[[ SOURCE DATA open ]]
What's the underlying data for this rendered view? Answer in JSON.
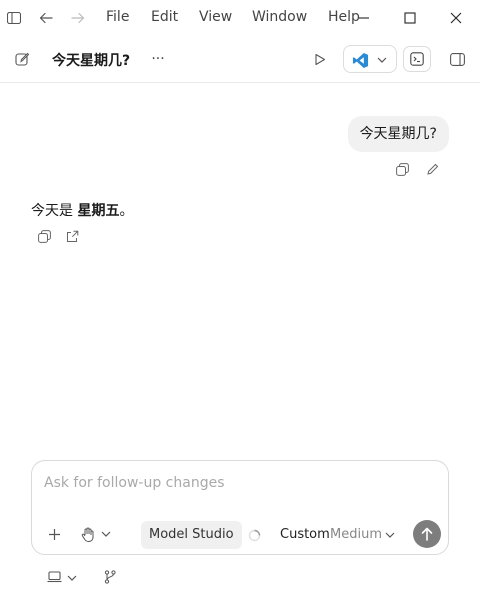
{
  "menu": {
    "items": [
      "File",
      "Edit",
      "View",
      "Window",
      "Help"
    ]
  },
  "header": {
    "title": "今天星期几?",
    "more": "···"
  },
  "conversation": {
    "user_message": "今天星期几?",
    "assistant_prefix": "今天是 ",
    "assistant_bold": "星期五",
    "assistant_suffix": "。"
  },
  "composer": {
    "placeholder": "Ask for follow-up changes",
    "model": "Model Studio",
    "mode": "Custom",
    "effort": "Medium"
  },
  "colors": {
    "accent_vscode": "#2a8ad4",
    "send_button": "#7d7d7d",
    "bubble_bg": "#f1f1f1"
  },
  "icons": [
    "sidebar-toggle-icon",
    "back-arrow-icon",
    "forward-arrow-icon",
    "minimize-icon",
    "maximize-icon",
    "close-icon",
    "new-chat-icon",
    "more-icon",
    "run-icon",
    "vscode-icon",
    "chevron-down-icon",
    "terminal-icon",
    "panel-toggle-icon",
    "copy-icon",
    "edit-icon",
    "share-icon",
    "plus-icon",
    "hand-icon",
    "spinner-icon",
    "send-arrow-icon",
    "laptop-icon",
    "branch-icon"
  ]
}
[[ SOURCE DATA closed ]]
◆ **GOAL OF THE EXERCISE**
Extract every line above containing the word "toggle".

◆ **RESULT OF THIS TASK**
    "sidebar-toggle-icon",
    "panel-toggle-icon",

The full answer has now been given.